Action item>
Return every line below exactly, leaving nothing out.

Source material>
▬▬▬
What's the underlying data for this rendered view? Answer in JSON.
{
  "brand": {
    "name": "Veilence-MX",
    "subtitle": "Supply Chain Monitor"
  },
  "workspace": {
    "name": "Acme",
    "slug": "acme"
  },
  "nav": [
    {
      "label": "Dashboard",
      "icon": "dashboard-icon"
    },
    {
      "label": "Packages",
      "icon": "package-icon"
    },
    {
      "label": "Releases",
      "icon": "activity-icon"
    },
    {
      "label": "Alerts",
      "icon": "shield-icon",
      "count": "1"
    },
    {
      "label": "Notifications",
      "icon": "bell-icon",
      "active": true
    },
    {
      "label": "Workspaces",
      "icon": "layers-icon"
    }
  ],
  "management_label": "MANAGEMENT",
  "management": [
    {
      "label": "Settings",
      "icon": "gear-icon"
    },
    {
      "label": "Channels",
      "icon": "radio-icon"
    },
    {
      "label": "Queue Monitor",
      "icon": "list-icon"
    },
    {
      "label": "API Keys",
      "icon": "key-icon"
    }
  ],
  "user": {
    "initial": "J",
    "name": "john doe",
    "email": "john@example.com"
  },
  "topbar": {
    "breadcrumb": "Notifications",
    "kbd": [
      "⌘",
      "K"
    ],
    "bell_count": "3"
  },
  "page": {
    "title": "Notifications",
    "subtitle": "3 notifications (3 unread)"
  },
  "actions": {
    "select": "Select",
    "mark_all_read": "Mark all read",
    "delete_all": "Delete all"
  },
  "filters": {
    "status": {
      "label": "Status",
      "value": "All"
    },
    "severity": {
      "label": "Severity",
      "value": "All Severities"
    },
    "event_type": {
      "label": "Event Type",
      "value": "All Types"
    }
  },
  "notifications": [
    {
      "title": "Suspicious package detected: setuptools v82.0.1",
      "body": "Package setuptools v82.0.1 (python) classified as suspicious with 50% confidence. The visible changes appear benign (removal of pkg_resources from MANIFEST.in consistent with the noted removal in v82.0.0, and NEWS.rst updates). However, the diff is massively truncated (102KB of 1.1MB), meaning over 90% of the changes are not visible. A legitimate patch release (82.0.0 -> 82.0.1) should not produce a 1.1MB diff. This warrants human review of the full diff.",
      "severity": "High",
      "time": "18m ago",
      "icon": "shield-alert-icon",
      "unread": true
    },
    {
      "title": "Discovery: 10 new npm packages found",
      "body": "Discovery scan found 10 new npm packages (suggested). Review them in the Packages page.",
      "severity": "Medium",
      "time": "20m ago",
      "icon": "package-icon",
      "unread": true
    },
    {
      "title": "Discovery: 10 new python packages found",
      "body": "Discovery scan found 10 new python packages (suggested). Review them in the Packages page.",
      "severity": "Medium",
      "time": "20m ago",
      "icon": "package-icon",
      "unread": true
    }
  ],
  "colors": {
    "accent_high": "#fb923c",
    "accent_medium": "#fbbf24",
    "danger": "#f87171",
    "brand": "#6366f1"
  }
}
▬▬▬
Result>
What's the underlying data for this rendered view? Answer in JSON.
{
  "brand": {
    "name": "Veilence-MX",
    "subtitle": "Supply Chain Monitor"
  },
  "workspace": {
    "name": "Acme",
    "slug": "acme"
  },
  "nav": [
    {
      "label": "Dashboard",
      "icon": "dashboard-icon"
    },
    {
      "label": "Packages",
      "icon": "package-icon"
    },
    {
      "label": "Releases",
      "icon": "activity-icon"
    },
    {
      "label": "Alerts",
      "icon": "shield-icon",
      "count": "1"
    },
    {
      "label": "Notifications",
      "icon": "bell-icon",
      "active": true
    },
    {
      "label": "Workspaces",
      "icon": "layers-icon"
    }
  ],
  "management_label": "MANAGEMENT",
  "management": [
    {
      "label": "Settings",
      "icon": "gear-icon"
    },
    {
      "label": "Channels",
      "icon": "radio-icon"
    },
    {
      "label": "Queue Monitor",
      "icon": "list-icon"
    },
    {
      "label": "API Keys",
      "icon": "key-icon"
    }
  ],
  "user": {
    "initial": "J",
    "name": "john doe",
    "email": "john@example.com"
  },
  "topbar": {
    "breadcrumb": "Notifications",
    "kbd": [
      "⌘",
      "K"
    ],
    "bell_count": "3"
  },
  "page": {
    "title": "Notifications",
    "subtitle": "3 notifications (3 unread)"
  },
  "actions": {
    "select": "Select",
    "mark_all_read": "Mark all read",
    "delete_all": "Delete all"
  },
  "filters": {
    "status": {
      "label": "Status",
      "value": "All"
    },
    "severity": {
      "label": "Severity",
      "value": "All Severities"
    },
    "event_type": {
      "label": "Event Type",
      "value": "All Types"
    }
  },
  "notifications": [
    {
      "title": "Suspicious package detected: setuptools v82.0.1",
      "body": "Package setuptools v82.0.1 (python) classified as suspicious with 50% confidence. The visible changes appear benign (removal of pkg_resources from MANIFEST.in consistent with the noted removal in v82.0.0, and NEWS.rst updates). However, the diff is massively truncated (102KB of 1.1MB), meaning over 90% of the changes are not visible. A legitimate patch release (82.0.0 -> 82.0.1) should not produce a 1.1MB diff. This warrants human review of the full diff.",
      "severity": "High",
      "time": "18m ago",
      "icon": "shield-alert-icon",
      "unread": true
    },
    {
      "title": "Discovery: 10 new npm packages found",
      "body": "Discovery scan found 10 new npm packages (suggested). Review them in the Packages page.",
      "severity": "Medium",
      "time": "20m ago",
      "icon": "package-icon",
      "unread": true
    },
    {
      "title": "Discovery: 10 new python packages found",
      "body": "Discovery scan found 10 new python packages (suggested). Review them in the Packages page.",
      "severity": "Medium",
      "time": "20m ago",
      "icon": "package-icon",
      "unread": true
    }
  ],
  "colors": {
    "accent_high": "#fb923c",
    "accent_medium": "#fbbf24",
    "danger": "#f87171",
    "brand": "#6366f1"
  }
}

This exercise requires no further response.